Second paragraph of third article ("龙马精神 Dragon Horse Vitality Spirit", by Yen Ooi):
Genres are in general difficult to define, but CSF is especially complicated. Both the terms Chinese and science fiction defy any clear definition, yet are used so commonly that every user has their own pre-assumed definition. One popular assumption in the West is that CSF should always be read in terms of political dissent or complicity with state power. As much as that might be true for some, it is an unhelpful generalisation. After all, we do not assume that British SF is only about Brexit, or American SF only about Trump. In one sense, all storytelling is inherently political, and within Anglophone SF especially, the racist and queerphobic attack on representational diversity is often disguised as a demand to “remove the politics” from our stories. However, the necessarily political nature of storytelling is complicated in the case of the Anglophone reception of CSF. The insistence of many Western readers on interpreting CSF exclusively in relation to government censorship can itself have a paradoxically censoring effect. Some CSF authors have even resisted writing stories set in China, or allowing the translation of their work into English, for fear that readers will ignore its actual aesthetic and intellectual qualities, while using it as material for simplistic speculation: Whose side are you really on? To quote Ken Liu — for what is a publication on CSF without mentioning the writer who, it feels like, has single-handedly brought CSF to Anglo-American readers? —
Like writers everywhere, today’s Chinese writers are concerned with humanism; with globalization; with technological advancement; with development and environmental preservation; with history, rights, freedom, and justice; with family and love; with the beauty of expressing sentiment through words; with language play; with the grandeur of science; with the thrill of discovery; with the ultimate meaning of life.
— Ken Liu, Invisible Planets, 2016.
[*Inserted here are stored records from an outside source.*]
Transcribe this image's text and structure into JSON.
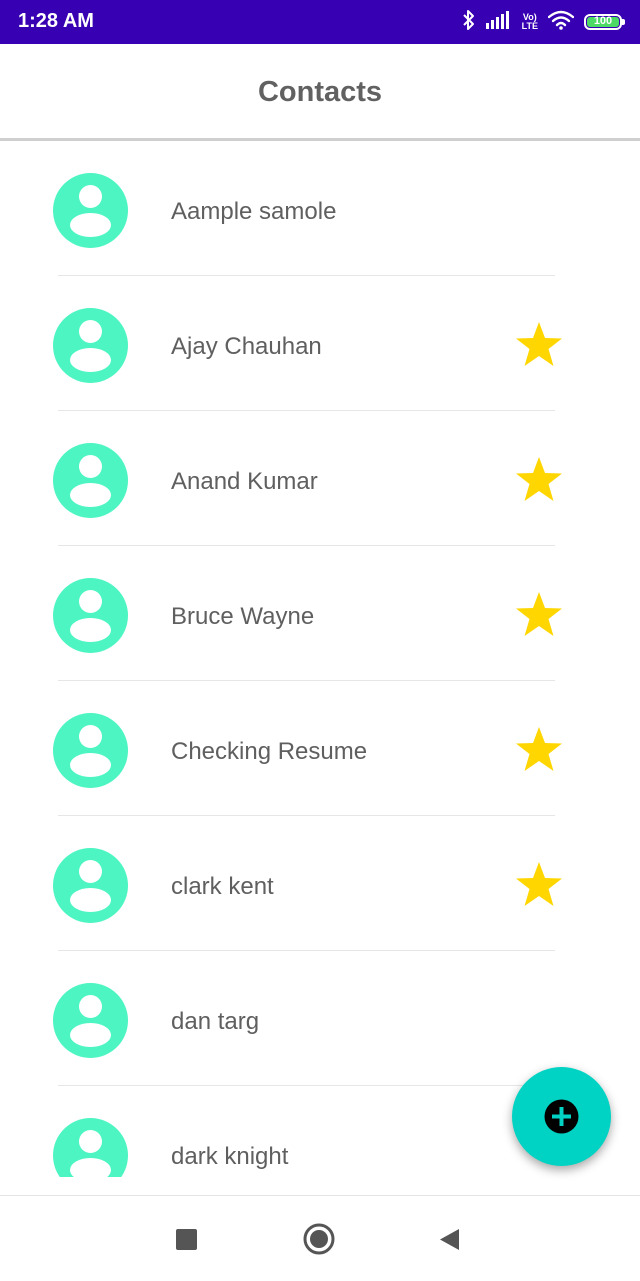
{
  "status_bar": {
    "time": "1:28 AM",
    "network_top": "Vo)",
    "network_bottom": "LTE",
    "battery_level": "100",
    "background_color": "#3700b3",
    "icons": [
      "bluetooth-icon",
      "signal-icon",
      "volte-icon",
      "wifi-icon",
      "battery-icon"
    ]
  },
  "app_bar": {
    "title": "Contacts"
  },
  "contacts": [
    {
      "name": "Aample samole",
      "favorite": false
    },
    {
      "name": "Ajay Chauhan",
      "favorite": true
    },
    {
      "name": "Anand Kumar",
      "favorite": true
    },
    {
      "name": "Bruce Wayne",
      "favorite": true
    },
    {
      "name": "Checking Resume",
      "favorite": true
    },
    {
      "name": "clark kent",
      "favorite": true
    },
    {
      "name": "dan targ",
      "favorite": false
    },
    {
      "name": "dark knight",
      "favorite": false
    }
  ],
  "colors": {
    "avatar": "#4cf5c1",
    "star": "#ffd600",
    "fab": "#00d3c3",
    "title_text": "#616161"
  },
  "fab": {
    "icon": "add-icon"
  },
  "nav_bar": {
    "icons": [
      "recents-square-icon",
      "home-circle-icon",
      "back-triangle-icon"
    ]
  }
}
The BSFA has done us all a huge service with a special issue of Vector devoted to Chinese SF, 80 pages of really interesting pieces about the genre in the language with most native speakers in the world. I must say there isn't a dud piece here - I thought I was going to bounce off Angela Chan's interview with artist Beatrice Glow, but in fact it developed into a really interesting narrative about colonialism and representation. I won't attempt to summarise what I learned from the magazine, but I went straight out and bought An Excess Male, by Maggie Shen King, and Waste Tide, by Chen Qiufan, to add to my TBR list. I assume that the interested non-BSFA member can make arrangements to get a paper copy from the source, or wait a few months until it appears on the back issues page.